In contrast to almost all of its rivals, the Tempest doesn’t limit each of its voices to a particular type of drum. All six voices are identical, and therefore equally as versatile. The sound engine is effectively closer to a monosynth than to most traditional drum machine circuits. In fact, the voices offer so many options that we’d be here all day if we tried to describe the full architecture.
In summary, each voice is based around two analogue oscillators and two digital, sample-based oscillators. Five extremely fast envelopes are used to control oscillator pitch, amp level, low-pass filter cutoff, or just about any other parameter via the extensive modulation routing options. This is really just the tip of the iceberg, before we’ve even considered the two LFOs, high-pass filter, cross-modulation options or MIDI-based pseudo-delay effect for each voice. There are even analogue distortion and stereo compression circuits on the master output.
It’s a complex setup, but it means you have unprecedented control over your drum hits.
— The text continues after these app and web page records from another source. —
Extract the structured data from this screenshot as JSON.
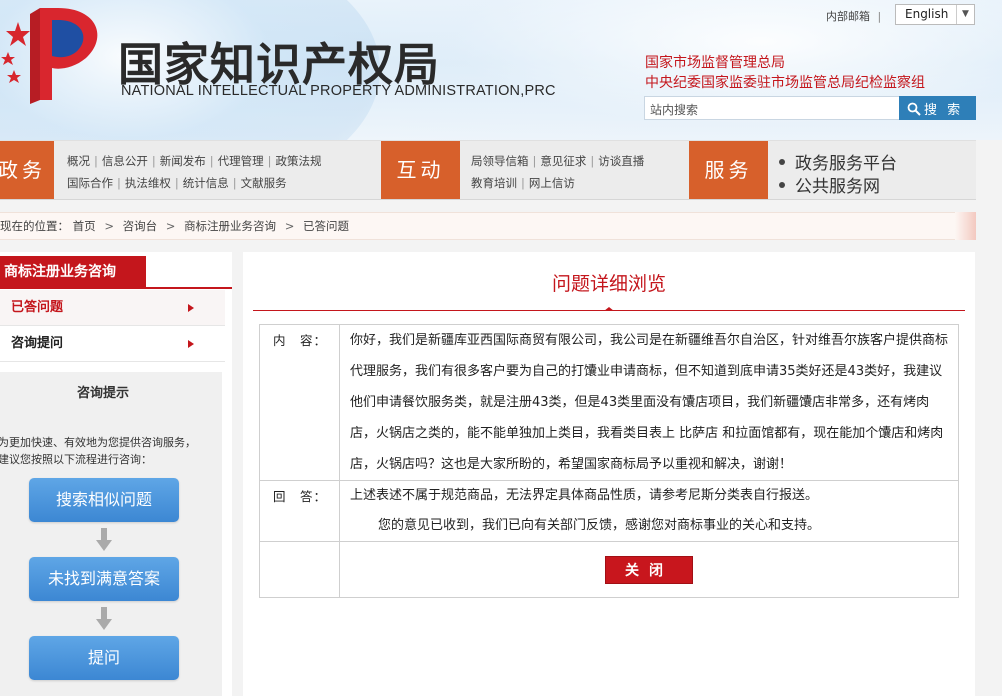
{
  "header": {
    "logo_cn": "国家知识产权局",
    "logo_en": "NATIONAL INTELLECTUAL PROPERTY ADMINISTRATION,PRC",
    "mail_link": "内部邮箱",
    "mail_sep": "|",
    "language": "English",
    "org_line1": "国家市场监督管理总局",
    "org_line2": "中央纪委国家监委驻市场监管总局纪检监察组",
    "search_placeholder": "站内搜索",
    "search_button": "搜 索"
  },
  "nav": {
    "tag1": "政务",
    "tag1_links_row1": [
      "概况",
      "信息公开",
      "新闻发布",
      "代理管理",
      "政策法规"
    ],
    "tag1_links_row2": [
      "国际合作",
      "执法维权",
      "统计信息",
      "文献服务"
    ],
    "tag2": "互动",
    "tag2_links_row1": [
      "局领导信箱",
      "意见征求",
      "访谈直播"
    ],
    "tag2_links_row2": [
      "教育培训",
      "网上信访"
    ],
    "tag3": "服务",
    "service_items": [
      "政务服务平台",
      "公共服务网"
    ]
  },
  "breadcrumb": {
    "prefix": "现在的位置：",
    "items": [
      "首页",
      "咨询台",
      "商标注册业务咨询",
      "已答问题"
    ],
    "separator": ">"
  },
  "sidebar": {
    "title": "商标注册业务咨询",
    "items": [
      "已答问题",
      "咨询提问"
    ],
    "tips_title": "咨询提示",
    "tips_text_line1": "为更加快速、有效地为您提供咨询服务，",
    "tips_text_line2": "建议您按照以下流程进行咨询：",
    "flow": [
      "搜索相似问题",
      "未找到满意答案",
      "提问"
    ]
  },
  "main": {
    "title": "问题详细浏览",
    "content_label": "内　容：",
    "content_text": "你好，我们是新疆库亚西国际商贸有限公司，我公司是在新疆维吾尔自治区，针对维吾尔族客户提供商标代理服务，我们有很多客户要为自己的打馕业申请商标，但不知道到底申请35类好还是43类好，我建议他们申请餐饮服务类，就是注册43类，但是43类里面没有馕店项目，我们新疆馕店非常多，还有烤肉店，火锅店之类的，能不能单独加上类目，我看类目表上 比萨店 和拉面馆都有，现在能加个馕店和烤肉店，火锅店吗？这也是大家所盼的，希望国家商标局予以重视和解决，谢谢！",
    "answer_label": "回　答：",
    "answer_line1": "上述表述不属于规范商品，无法界定具体商品性质，请参考尼斯分类表自行报送。",
    "answer_line2": "您的意见已收到，我们已向有关部门反馈，感谢您对商标事业的关心和支持。",
    "close_button": "关闭"
  },
  "colors": {
    "brand_red": "#c4161c",
    "nav_orange": "#d7602b",
    "search_blue": "#2e7fb8",
    "flow_blue": "#4a95dc"
  }
}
What it also means is that you can’t just load a generic default patch, tweak one or two settings and expect it to sound like a kick, clap or hi-hat. Instead, the presets should be considered as starting points for further sound design. The ethos is reiterated by the way the machine uses samples in the digital oscillators: the Tempest can’t sample, and you can’t load your own custom sounds. Instead, the hundreds of sampled hits are intended to be used as starting points for further synthesis rather than simply triggered and played back as-is.
To say that the Tempest requires some effort to get the best results is an understatement. If you want an immediate, intuitive drum machine with just a small number of user-friendly parameters, buy a DRM1. But you must bear in mind that the range of sounds which can be coaxed from the Tempest is far greater than most of its rivals. The Tempest is capable of everything from vintage-sounding hits (it’ll do pretty convincing impressions of the Roland classics) through to the most contemporary techno aggression. It’s undoubtedly a complex, multi-faceted editing system, but almost all parameters can be accessed and adjusted without the need to refer to the LCD screen. It’s worth noting, too, that the user forum at prophet5.org is a fantastic source of advice on synthesis.
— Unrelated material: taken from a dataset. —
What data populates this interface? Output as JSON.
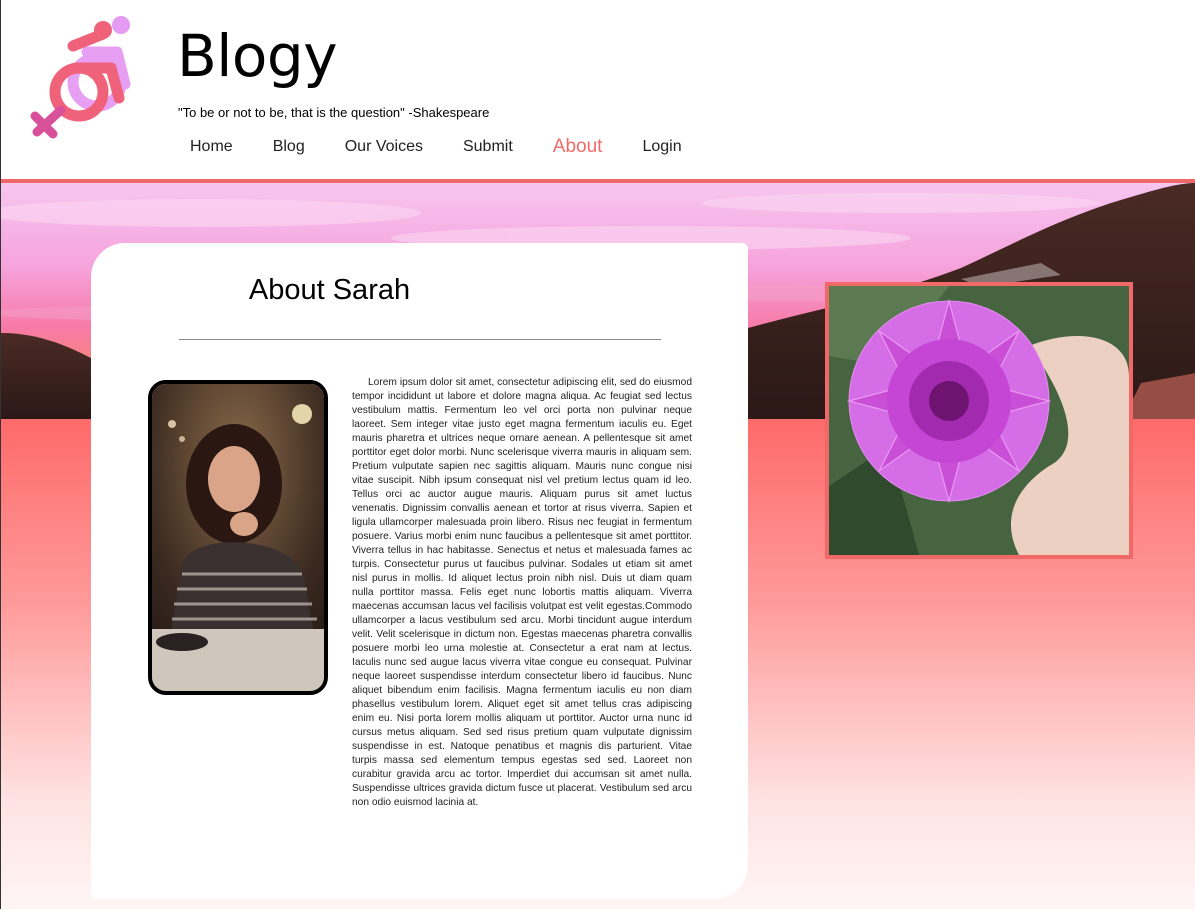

More importantly, the sound itself is phenomenal. You might get away with burying a thin, weak synth at the back of a mix, but there’s no hiding place for drums. The Tempest delivers top notch hits before you even consider any external processing. It isn’t foolproof – you can easily dial in a wimpy kick or a flabby snare if you’re not careful – but once you get the hang of the system it’s unrivalled.
Sequencing: for studio or stage?
The Linn-designed MPC sampling workstations set the benchmark for hardware sequencing. In many respects, the Tempest follows suit, albeit with a much greater emphasis on step sequencing and loops rather than long patterns and full song arrangements. The velocity- and aftertouch-sensitive pads are a joy to use, allowing note variations to be programmed with ease whether recording in step time or real time.
There are areas in which the sequencer could be improved. The absence of a fully unquantised setting for real-time recording is a baffling omission (and one which is high on the agenda for future OS revisions, if user requests on the Tempest forums are anything to go by).
There’s also a sense that the sequencer is slightly more suitable for live performance – setting up a basic pattern then adjusting parameters on the fly using the two excellent ribbon controllers, for example – rather than for complex pre-planned automation in the studio. Whether that’s a problem will depend on your approach to drum programming, but it’s worth bearing in mind if you’re considering the Tempest alongside a more studio-focused alternative such as the Machinedrum.
Hardware drum machines are undoubtedly an expensive, possibly even exclusive, option these days. For most producers, they’re a luxury in comparison to drum sample packs or plugins. So is the Tempest worth it? We think so. It’s certainly not cheap, but it’s a phenomenally versatile machine which sounds incredible. The retail price still isn’t that much more than current second-hand 808 and 909 prices.
The Tempest offers virtually infinite sound design options, a fantastically powerful sequencer and real-time performance features which have already made it a mainstay of numerous live dance acts. Its flexibility means it can truly lend itself to absolutely any type of electronic music.
We’d go so far as to say that the Tempest is the best hardware drum machine currently in production (the only thing which runs it close would be a Machinedrum). It’s exciting also to consider the fact that DSI seem committed to the product’s future development, which means the feature set is likely to evolve in accordance with users’ demands.
Will the Tempest go down in history as a classic? Time will tell, but I believe it will. I’ve bought one, and I’ve sold a couple of my old Roland drum machines to pay for it.
Some of the best Tempest demos from around the web:
Purchase: DSI Tempest
The Final Word
Powerful sound and versatile options. A future classic.